Good afternoon from Boston, where I will be doing just part of the broadcast tonight. I was invited by the Boston Pops Orchestra to participate in their huge Fourth of July concert — and a little rehearsal is in order.
Specifically, I was asked to do some of the patriotic readings in an event that includes a score of great American songs — not to mention Debbie Reynolds, Cyndi Lauper, Arlo Guthrie, and a wonderful young gospel singer named Renese King. It's a little different from what I usually do — but it's a lot of fun.
Elizabeth Vargas will anchor the bulk of the broadcast tonight. And senior producer Tom Nagorski has the preview.
We plan to start tonight with a story that may have profound implications for the future of medicine and technology. It begins with one man who was terminally ill, in a Kentucky hospital. Yesterday surgeons removed his heart and replaced it with an artificial pump, a device with no wires connecting it to the outside world. It was the first time that a self-contained system had ever been implanted as a replacement for a human heart.

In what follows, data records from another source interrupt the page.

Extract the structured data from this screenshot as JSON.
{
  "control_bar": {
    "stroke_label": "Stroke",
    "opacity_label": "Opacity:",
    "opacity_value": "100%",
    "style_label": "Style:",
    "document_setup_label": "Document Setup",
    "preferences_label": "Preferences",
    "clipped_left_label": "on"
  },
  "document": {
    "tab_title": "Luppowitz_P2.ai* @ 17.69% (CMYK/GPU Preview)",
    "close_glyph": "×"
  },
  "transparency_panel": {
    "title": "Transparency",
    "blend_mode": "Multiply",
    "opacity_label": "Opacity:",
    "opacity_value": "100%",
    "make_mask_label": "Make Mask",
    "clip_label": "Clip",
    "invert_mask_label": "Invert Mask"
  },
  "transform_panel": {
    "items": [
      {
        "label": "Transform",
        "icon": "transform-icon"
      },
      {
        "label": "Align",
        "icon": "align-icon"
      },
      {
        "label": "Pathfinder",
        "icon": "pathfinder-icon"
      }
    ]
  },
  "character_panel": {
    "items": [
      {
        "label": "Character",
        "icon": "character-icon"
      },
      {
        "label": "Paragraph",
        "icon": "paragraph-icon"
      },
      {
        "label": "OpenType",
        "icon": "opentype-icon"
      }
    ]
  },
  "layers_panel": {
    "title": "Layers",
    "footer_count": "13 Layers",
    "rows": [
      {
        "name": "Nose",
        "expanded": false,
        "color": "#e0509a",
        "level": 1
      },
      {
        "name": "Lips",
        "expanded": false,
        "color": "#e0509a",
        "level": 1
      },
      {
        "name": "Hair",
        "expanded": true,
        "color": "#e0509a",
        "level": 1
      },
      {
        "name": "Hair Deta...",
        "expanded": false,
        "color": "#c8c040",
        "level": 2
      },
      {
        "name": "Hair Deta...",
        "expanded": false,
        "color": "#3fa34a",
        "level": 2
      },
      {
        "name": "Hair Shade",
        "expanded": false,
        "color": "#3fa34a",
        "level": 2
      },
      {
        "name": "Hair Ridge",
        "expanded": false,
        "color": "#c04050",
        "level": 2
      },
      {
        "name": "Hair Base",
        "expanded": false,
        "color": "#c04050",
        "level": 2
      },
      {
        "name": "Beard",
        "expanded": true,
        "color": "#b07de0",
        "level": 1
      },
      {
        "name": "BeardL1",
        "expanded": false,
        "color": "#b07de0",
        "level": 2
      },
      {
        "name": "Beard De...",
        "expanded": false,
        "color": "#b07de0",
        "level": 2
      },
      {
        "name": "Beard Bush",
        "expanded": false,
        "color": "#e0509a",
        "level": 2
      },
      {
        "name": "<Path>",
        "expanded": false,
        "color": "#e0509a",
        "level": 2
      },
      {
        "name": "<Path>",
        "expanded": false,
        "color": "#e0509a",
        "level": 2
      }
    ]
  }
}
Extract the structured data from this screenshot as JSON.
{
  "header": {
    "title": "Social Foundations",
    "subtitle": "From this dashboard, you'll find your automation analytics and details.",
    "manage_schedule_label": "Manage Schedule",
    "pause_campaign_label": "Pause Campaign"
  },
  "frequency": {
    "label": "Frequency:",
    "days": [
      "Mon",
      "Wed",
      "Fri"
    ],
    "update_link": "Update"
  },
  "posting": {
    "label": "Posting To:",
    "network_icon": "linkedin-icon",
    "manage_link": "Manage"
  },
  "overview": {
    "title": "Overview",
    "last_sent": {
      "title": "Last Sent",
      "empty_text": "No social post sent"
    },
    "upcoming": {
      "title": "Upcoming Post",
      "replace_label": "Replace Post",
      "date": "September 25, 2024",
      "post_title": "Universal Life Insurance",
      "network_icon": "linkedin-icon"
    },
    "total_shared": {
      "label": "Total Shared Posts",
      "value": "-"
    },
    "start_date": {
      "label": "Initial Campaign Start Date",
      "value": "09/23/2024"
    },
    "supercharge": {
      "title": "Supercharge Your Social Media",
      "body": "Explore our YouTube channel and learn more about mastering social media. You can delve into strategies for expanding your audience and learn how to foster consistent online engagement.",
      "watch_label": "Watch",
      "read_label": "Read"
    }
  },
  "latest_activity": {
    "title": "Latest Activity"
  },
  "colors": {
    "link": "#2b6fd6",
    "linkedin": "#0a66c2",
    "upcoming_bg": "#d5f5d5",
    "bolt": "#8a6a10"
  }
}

It's quite a story. And while it's too early to determine whether the operation has been a success, it is not too early to examine the consequences. John McKenzie is reporting on the surgery itself; we'll also check in with our medical editor, Dr. Timothy Johnson.

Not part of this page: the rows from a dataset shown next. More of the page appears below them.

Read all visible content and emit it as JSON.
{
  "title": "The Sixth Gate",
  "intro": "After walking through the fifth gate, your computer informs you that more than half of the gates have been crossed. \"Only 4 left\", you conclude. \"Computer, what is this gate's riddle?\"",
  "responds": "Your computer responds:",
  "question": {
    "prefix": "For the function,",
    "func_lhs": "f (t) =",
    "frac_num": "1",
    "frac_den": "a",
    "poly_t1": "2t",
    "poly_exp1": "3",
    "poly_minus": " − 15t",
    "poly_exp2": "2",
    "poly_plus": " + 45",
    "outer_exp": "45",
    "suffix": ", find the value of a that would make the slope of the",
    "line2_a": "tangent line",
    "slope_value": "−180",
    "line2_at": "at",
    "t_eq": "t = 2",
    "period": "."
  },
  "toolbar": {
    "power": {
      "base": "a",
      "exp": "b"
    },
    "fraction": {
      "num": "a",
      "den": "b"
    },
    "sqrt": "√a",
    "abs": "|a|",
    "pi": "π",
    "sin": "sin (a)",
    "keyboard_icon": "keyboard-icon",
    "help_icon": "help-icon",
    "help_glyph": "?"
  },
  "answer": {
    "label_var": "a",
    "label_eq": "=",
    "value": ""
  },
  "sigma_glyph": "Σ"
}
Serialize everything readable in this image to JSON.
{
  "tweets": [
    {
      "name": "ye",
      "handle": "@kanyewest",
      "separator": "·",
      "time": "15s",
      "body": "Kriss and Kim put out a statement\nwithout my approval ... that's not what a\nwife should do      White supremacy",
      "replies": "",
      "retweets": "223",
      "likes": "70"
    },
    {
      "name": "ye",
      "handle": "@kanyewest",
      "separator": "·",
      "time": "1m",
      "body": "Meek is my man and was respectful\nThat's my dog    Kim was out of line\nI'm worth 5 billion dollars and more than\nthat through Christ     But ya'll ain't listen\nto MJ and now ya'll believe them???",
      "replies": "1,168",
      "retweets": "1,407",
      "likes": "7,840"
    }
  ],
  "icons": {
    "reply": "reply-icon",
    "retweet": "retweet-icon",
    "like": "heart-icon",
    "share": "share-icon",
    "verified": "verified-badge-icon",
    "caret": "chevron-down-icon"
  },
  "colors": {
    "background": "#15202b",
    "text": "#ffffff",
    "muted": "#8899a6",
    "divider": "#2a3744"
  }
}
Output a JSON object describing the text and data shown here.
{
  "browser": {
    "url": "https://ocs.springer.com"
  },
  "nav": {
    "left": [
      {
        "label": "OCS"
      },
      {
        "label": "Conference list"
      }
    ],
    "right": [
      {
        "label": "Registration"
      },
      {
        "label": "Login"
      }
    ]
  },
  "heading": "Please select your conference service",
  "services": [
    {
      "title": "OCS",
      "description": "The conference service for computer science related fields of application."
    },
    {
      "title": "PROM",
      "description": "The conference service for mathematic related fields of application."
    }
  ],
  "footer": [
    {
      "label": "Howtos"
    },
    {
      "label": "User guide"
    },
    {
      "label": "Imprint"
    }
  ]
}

If medical history has been made in Kentucky, legal history has been made in a court in the Netherlands. For the first time, a former head of state faced a war crimes tribunal this morning. Even some of the world's more hopeful diplomats and jurists doubted this day would come; and when it did, the former Yugoslav leader Slobodan Milosevic minced no words. He called the court "an illegal organ," accused NATO of "crimes" committed against his people, and when asked whether he wanted the indictment read aloud, Milosevic snapped, "That's your problem." Jim Wooten is at the war crimes tribunal in The Hague. And we've also spoken today with former U.N. Ambassador Richard Holbrooke, who probably has had more firsthand experience with Milosevic than any Western diplomat.

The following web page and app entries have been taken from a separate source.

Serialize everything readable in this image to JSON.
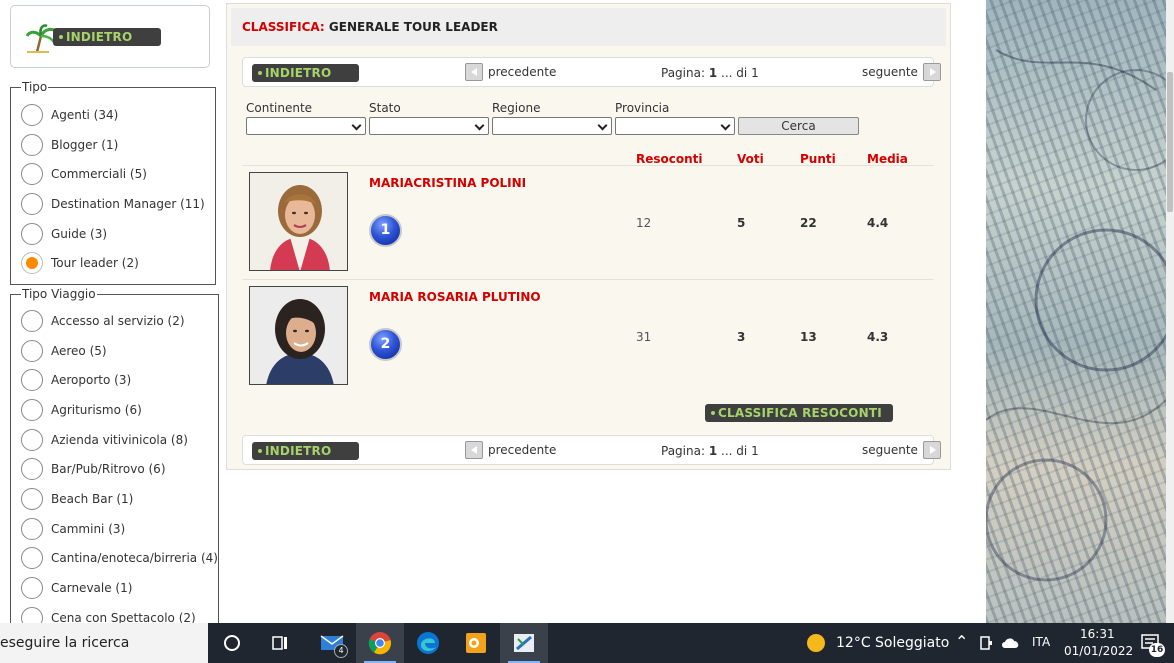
{
  "logo_box": {
    "back_label": "INDIETRO"
  },
  "tipo": {
    "legend": "Tipo",
    "items": [
      {
        "label": "Agenti (34)",
        "checked": false
      },
      {
        "label": "Blogger (1)",
        "checked": false
      },
      {
        "label": "Commerciali (5)",
        "checked": false
      },
      {
        "label": "Destination Manager (11)",
        "checked": false
      },
      {
        "label": "Guide (3)",
        "checked": false
      },
      {
        "label": "Tour leader (2)",
        "checked": true
      }
    ]
  },
  "tipo_viaggio": {
    "legend": "Tipo Viaggio",
    "items": [
      {
        "label": "Accesso al servizio (2)"
      },
      {
        "label": "Aereo (5)"
      },
      {
        "label": "Aeroporto (3)"
      },
      {
        "label": "Agriturismo (6)"
      },
      {
        "label": "Azienda vitivinicola (8)"
      },
      {
        "label": "Bar/Pub/Ritrovo (6)"
      },
      {
        "label": "Beach Bar (1)"
      },
      {
        "label": "Cammini (3)"
      },
      {
        "label": "Cantina/enoteca/birreria (4)"
      },
      {
        "label": "Carnevale (1)"
      },
      {
        "label": "Cena con Spettacolo (2)"
      }
    ]
  },
  "main": {
    "title_prefix": "CLASSIFICA:",
    "title": "GENERALE TOUR LEADER",
    "pager": {
      "back_label": "INDIETRO",
      "prev_label": "precedente",
      "next_label": "seguente",
      "page_label": "Pagina:",
      "page_current": "1",
      "page_sep": "... di",
      "page_total": "1"
    },
    "filters": {
      "continente": "Continente",
      "stato": "Stato",
      "regione": "Regione",
      "provincia": "Provincia",
      "search_button": "Cerca"
    },
    "columns": {
      "resoconti": "Resoconti",
      "voti": "Voti",
      "punti": "Punti",
      "media": "Media"
    },
    "rows": [
      {
        "rank": "1",
        "name": "MARIACRISTINA POLINI",
        "resoconti": "12",
        "voti": "5",
        "punti": "22",
        "media": "4.4"
      },
      {
        "rank": "2",
        "name": "MARIA ROSARIA PLUTINO",
        "resoconti": "31",
        "voti": "3",
        "punti": "13",
        "media": "4.3"
      }
    ],
    "classifica_button": "CLASSIFICA RESOCONTI"
  },
  "taskbar": {
    "search_text": "eseguire la ricerca",
    "mail_badge": "4",
    "weather": "12°C  Soleggiato",
    "language": "ITA",
    "time": "16:31",
    "date": "01/01/2022",
    "notif_count": "16"
  }
}
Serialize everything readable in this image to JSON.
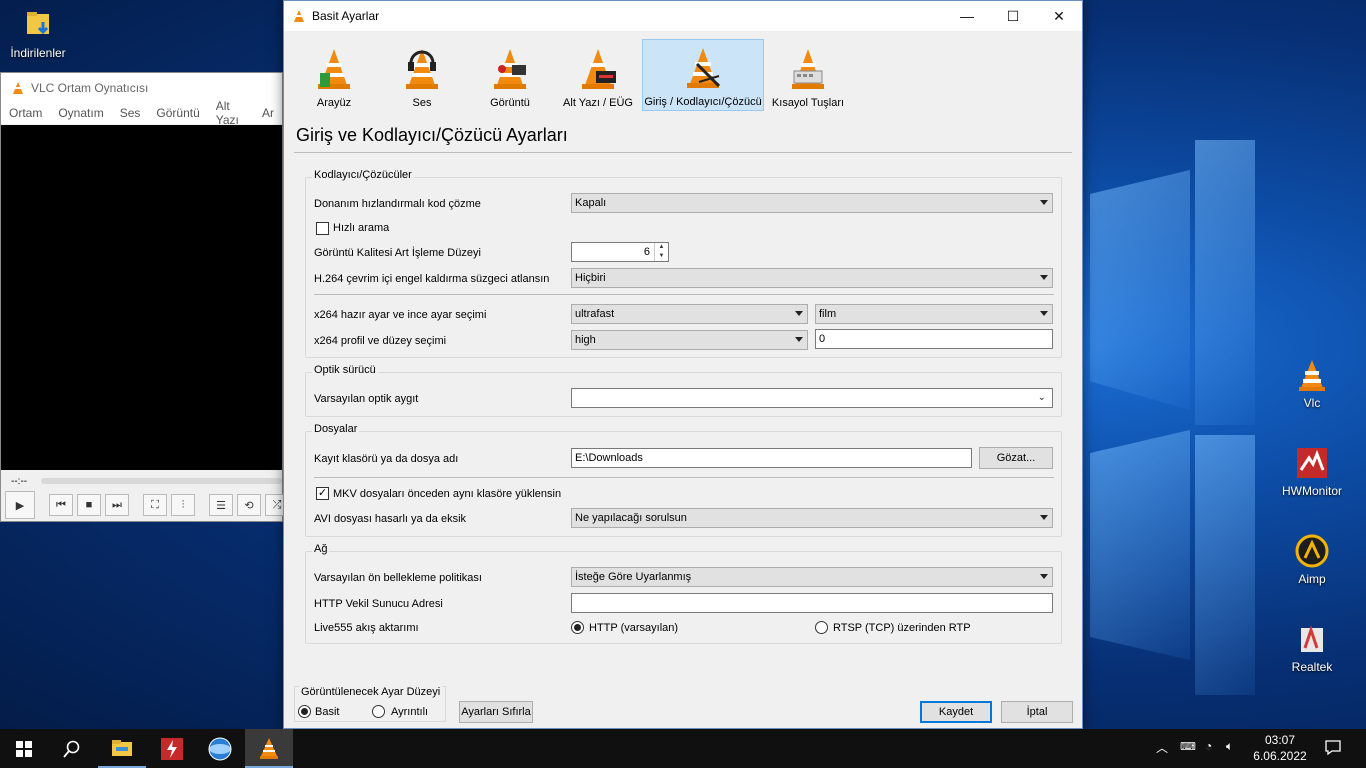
{
  "desktop": {
    "icons_left": [
      {
        "label": "İndirilenler"
      }
    ],
    "icons_right": [
      {
        "label": "Vlc"
      },
      {
        "label": "HWMonitor"
      },
      {
        "label": "Aimp"
      },
      {
        "label": "Realtek"
      }
    ]
  },
  "vlc_main": {
    "title": "VLC Ortam Oynatıcısı",
    "menu": [
      "Ortam",
      "Oynatım",
      "Ses",
      "Görüntü",
      "Alt Yazı",
      "Ar"
    ],
    "time": "--:--"
  },
  "dialog": {
    "title": "Basit Ayarlar",
    "categories": [
      {
        "label": "Arayüz"
      },
      {
        "label": "Ses"
      },
      {
        "label": "Görüntü"
      },
      {
        "label": "Alt Yazı / EÜG"
      },
      {
        "label": "Giriş / Kodlayıcı/Çözücü"
      },
      {
        "label": "Kısayol Tuşları"
      }
    ],
    "page_title": "Giriş ve Kodlayıcı/Çözücü Ayarları",
    "codecs": {
      "label": "Kodlayıcı/Çözücüler",
      "hw_label": "Donanım hızlandırmalı kod çözme",
      "hw_value": "Kapalı",
      "fast_seek_label": "Hızlı arama",
      "pp_label": "Görüntü Kalitesi Art İşleme Düzeyi",
      "pp_value": "6",
      "h264_label": "H.264 çevrim içi engel kaldırma süzgeci atlansın",
      "h264_value": "Hiçbiri",
      "x264_preset_label": "x264 hazır ayar ve ince ayar seçimi",
      "x264_preset": "ultrafast",
      "x264_tune": "film",
      "x264_profile_label": "x264 profil ve düzey seçimi",
      "x264_profile": "high",
      "x264_level": "0"
    },
    "optical": {
      "label": "Optik sürücü",
      "device_label": "Varsayılan optik aygıt",
      "device_value": ""
    },
    "files": {
      "label": "Dosyalar",
      "record_label": "Kayıt klasörü ya da dosya adı",
      "record_value": "E:\\Downloads",
      "browse": "Gözat...",
      "mkv_label": "MKV dosyaları önceden aynı klasöre yüklensin",
      "avi_label": "AVI dosyası hasarlı ya da eksik",
      "avi_value": "Ne yapılacağı sorulsun"
    },
    "network": {
      "label": "Ağ",
      "cache_label": "Varsayılan ön bellekleme politikası",
      "cache_value": "İsteğe Göre Uyarlanmış",
      "proxy_label": "HTTP Vekil Sunucu Adresi",
      "proxy_value": "",
      "live555_label": "Live555 akış aktarımı",
      "http_option": "HTTP (varsayılan)",
      "rtsp_option": "RTSP (TCP) üzerinden RTP"
    },
    "level": {
      "label": "Görüntülenecek Ayar Düzeyi",
      "simple": "Basit",
      "all": "Ayrıntılı"
    },
    "reset": "Ayarları Sıfırla",
    "save": "Kaydet",
    "cancel": "İptal"
  },
  "taskbar": {
    "time": "03:07",
    "date": "6.06.2022"
  }
}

Later in the broadcast, we'll take a Closer Look at the merits of the chase. As in, the high-speed car chase, in which police pursue suspects, and sometimes cause serious accidents. A National Highway Traffic Safety Administration study finds that 40 percent of all police pursuits result in an accident. With that in mind, we were surprised to learn about the state troopers who've been given expensive, high-performance sports cars to help them pursue suspected criminals. It's a controversial idea. Steve Osunsami has the story tonight.
And finally tonight, on the eve of the nation's 225th birthday, we'll have Peter's report on a national pastime that's looking for new recruits. Why is baseball such a tough sell for a lot of young people? Does Little League need a shot in the arm?
Hope you have a great Fourth of July. And we hope you'll join us tonight, and tomorrow, when Peter will have a terrific piece on the flag that inspired "The Star-Spangled Banner."